As for Porcello, three homers yielding all five Cleveland runs spelled doom.

"Honestly, the pitches to Melky (Cabrera) and (Michael) Brantley, nine out of 10 guys I’ve faced don’t hit those balls out of the ballpark so I have to tip to my hat," said Porcello. "The pitch to (Greg) Allen, not trying to take anything away from him, but I think even I could’ve hit that one pretty hard. It was not a good pitch and it came at the worst possible time. I don’t think anything affected me leading up to that. I just need to make that pitch against Allen in the seventh. You got a tie game, 3-3, against a good ball club. All the guys are playing hard.

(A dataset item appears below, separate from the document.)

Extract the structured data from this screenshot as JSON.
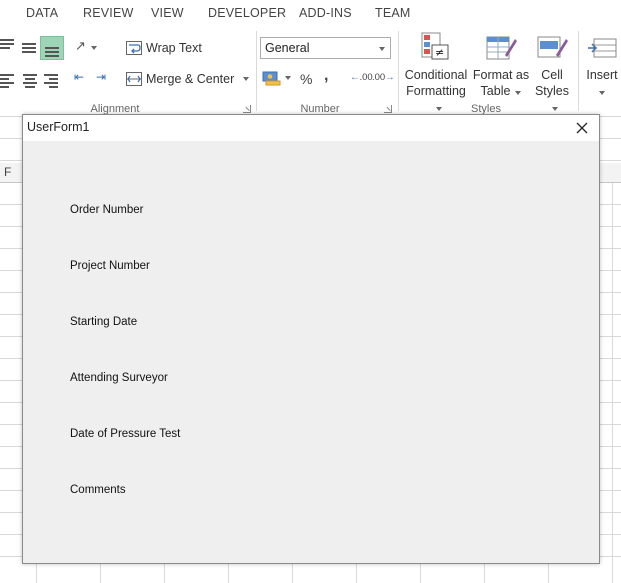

I have to make a pitch and I didn’t. And it sucks. Prepared a lot, prepared to make every start, and when you allow one at-bat or one pitch to define the night. It hurts. Bounce back and move on. That one definitely hurt."

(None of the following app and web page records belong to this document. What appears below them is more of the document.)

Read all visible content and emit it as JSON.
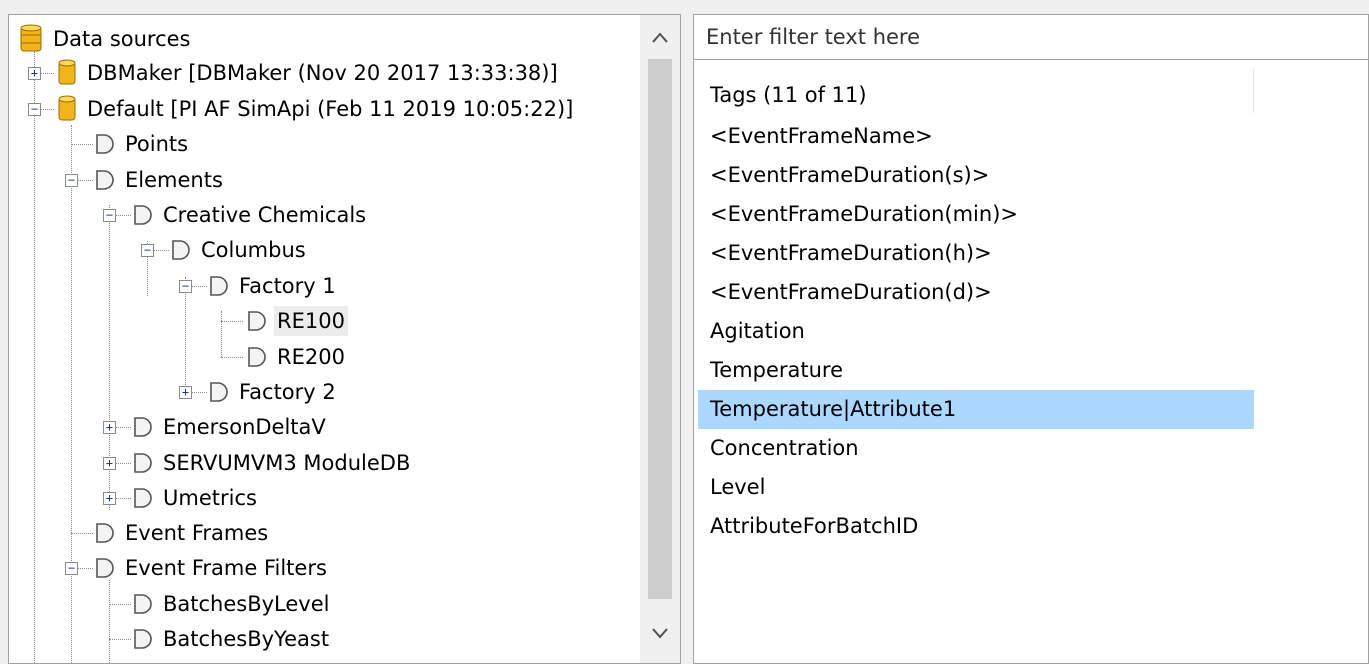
{
  "tree": {
    "root_label": "Data sources",
    "nodes": [
      {
        "label": "DBMaker [DBMaker (Nov 20 2017 13:33:38)]"
      },
      {
        "label": "Default [PI AF SimApi (Feb 11 2019 10:05:22)]"
      },
      {
        "label": "Points"
      },
      {
        "label": "Elements"
      },
      {
        "label": "Creative Chemicals"
      },
      {
        "label": "Columbus"
      },
      {
        "label": "Factory 1"
      },
      {
        "label": "RE100"
      },
      {
        "label": "RE200"
      },
      {
        "label": "Factory 2"
      },
      {
        "label": "EmersonDeltaV"
      },
      {
        "label": "SERVUMVM3 ModuleDB"
      },
      {
        "label": "Umetrics"
      },
      {
        "label": "Event Frames"
      },
      {
        "label": "Event Frame Filters"
      },
      {
        "label": "BatchesByLevel"
      },
      {
        "label": "BatchesByYeast"
      }
    ]
  },
  "filter": {
    "placeholder": "Enter filter text here",
    "value": ""
  },
  "tags": {
    "header": "Tags (11 of 11)",
    "items": [
      "<EventFrameName>",
      "<EventFrameDuration(s)>",
      "<EventFrameDuration(min)>",
      "<EventFrameDuration(h)>",
      "<EventFrameDuration(d)>",
      "Agitation",
      "Temperature",
      "Temperature|Attribute1",
      "Concentration",
      "Level",
      "AttributeForBatchID"
    ],
    "selected": "Temperature|Attribute1"
  },
  "colors": {
    "selection": "#aad8ff",
    "hover": "#ececec",
    "database_icon": "#f2b416"
  }
}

Cora faced questions about sending Porcello to the mound in the seventh with Matt Barnes warming.

"We thought the matchup was good, man at first and with the stuff he was throwing we felt comfortable with it. He just hung a changeup and we paid the price," Cora said. "But Barnesy was ... if he gets on, single, walk, whatever, Barnesy was in the game for Francisco (Lindor, who was up after Allen) because of the fastball up, breaking ball and obviously he faced him three times already so that was that."

There was Terry Francona using Cimber to come on for the Red Sox' righty hitters, and then Hand vs. the lefties (striking out Jackie Bradley Jr. with the tying run on first in the eighth inning).

All of it was fairly fascinating considering you had two of the American League's iron getting to see each other for the first time all season.

But what really should have been of note was the reminder that this is not going to be an easy road for the juggernaut that is the Red Sox.

While the A.L. is littered with teams eyeing 2020, the top shelf represents the kind of clubs that can easily beat one another on any given night. It was a notion that would be reinforced in seeing what the Indians had to offer in person. Just like the A's. Just like the Yankees. And just like the Astros.

What became truly evident in seeing Francona and Co. in person this time around was that this is more than just Kluber, Trevor Bauer and Carlos Carrasco. The Indians, like the Red Sox, seem like a pretty good team stem to stern.

"We’ve been playing this type of baseball for a while. In the division, we play in you better take it seriously," Cora said. "That’s a good baseball team, very similar to us, very similar. They can run the bases, they hit it out of the ballpark from top to bottom. They play good defense and they have good pitching. You look at them and you’re like, ‘They look like us over there.’ Very dynamic. They can hit the ball out of the ballpark, the can come back just like we do. You have to earn all 27 outs."

Welcome to the world of legitimate postseason-caliber baseball

The Red Sox have now lost consecutive games 10 times this season. It was just their fifth home loss in the last 25 games at Fenway Park. They also are now 60-10 when scoring first.